(Items from a data source)

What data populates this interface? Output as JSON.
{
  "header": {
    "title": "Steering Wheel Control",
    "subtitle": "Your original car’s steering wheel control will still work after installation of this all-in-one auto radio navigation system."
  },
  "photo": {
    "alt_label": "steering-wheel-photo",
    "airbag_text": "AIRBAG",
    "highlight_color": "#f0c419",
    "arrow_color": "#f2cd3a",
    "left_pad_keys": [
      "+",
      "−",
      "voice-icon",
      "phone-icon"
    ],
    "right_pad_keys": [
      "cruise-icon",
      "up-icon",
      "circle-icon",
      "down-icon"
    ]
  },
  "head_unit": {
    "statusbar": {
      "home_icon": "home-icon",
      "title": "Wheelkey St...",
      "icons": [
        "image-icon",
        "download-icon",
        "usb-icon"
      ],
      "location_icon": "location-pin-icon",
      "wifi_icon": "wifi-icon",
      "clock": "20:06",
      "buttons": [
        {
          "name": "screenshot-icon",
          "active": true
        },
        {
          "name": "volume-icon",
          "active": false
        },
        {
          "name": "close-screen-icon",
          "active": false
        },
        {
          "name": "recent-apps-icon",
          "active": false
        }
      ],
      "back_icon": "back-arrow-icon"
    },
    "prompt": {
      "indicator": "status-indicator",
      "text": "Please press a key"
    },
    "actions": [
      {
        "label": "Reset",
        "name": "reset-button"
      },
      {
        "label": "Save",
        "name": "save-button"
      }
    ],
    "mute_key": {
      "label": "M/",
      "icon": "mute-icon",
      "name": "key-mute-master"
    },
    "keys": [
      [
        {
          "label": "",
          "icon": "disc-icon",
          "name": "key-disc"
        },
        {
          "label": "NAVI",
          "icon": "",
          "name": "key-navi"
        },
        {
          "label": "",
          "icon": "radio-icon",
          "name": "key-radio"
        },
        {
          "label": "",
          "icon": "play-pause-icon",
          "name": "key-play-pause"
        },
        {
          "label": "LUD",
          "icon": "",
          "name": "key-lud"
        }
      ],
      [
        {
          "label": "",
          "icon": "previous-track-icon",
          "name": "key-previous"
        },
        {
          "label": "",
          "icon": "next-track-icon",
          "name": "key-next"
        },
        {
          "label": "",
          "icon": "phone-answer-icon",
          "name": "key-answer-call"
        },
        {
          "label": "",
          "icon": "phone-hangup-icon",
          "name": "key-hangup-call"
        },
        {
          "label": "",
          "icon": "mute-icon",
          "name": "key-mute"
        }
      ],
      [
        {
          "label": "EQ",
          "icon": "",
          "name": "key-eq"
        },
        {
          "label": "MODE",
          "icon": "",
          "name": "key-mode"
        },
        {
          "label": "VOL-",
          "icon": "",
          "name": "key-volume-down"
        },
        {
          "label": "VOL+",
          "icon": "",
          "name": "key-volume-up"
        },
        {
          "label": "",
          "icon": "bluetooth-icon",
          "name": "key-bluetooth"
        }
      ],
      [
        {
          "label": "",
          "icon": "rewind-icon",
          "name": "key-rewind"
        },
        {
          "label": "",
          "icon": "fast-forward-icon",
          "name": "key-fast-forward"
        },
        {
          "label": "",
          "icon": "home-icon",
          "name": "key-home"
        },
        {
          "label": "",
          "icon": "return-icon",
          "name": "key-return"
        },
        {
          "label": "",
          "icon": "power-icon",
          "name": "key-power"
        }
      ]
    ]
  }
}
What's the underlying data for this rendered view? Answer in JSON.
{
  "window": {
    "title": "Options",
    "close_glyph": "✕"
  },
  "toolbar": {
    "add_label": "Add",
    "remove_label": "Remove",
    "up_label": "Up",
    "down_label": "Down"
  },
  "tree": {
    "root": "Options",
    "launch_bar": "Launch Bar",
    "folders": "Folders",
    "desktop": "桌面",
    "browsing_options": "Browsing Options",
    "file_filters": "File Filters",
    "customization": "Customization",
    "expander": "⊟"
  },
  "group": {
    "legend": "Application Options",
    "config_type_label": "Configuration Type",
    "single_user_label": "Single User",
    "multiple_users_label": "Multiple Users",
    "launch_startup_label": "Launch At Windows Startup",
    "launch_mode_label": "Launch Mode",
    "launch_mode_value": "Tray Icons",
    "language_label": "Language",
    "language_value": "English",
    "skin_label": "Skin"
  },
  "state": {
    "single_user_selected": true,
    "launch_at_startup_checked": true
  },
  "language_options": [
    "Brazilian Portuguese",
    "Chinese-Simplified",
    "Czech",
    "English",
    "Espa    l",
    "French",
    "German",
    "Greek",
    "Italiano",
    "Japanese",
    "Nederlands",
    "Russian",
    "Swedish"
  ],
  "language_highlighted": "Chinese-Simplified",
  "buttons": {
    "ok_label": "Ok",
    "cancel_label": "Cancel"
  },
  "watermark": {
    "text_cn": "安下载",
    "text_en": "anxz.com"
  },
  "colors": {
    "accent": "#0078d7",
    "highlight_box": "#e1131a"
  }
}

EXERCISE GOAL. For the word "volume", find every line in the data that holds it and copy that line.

RESPONSE BOX.
          "name": "volume-icon",
          "name": "key-volume-down"
          "name": "key-volume-up"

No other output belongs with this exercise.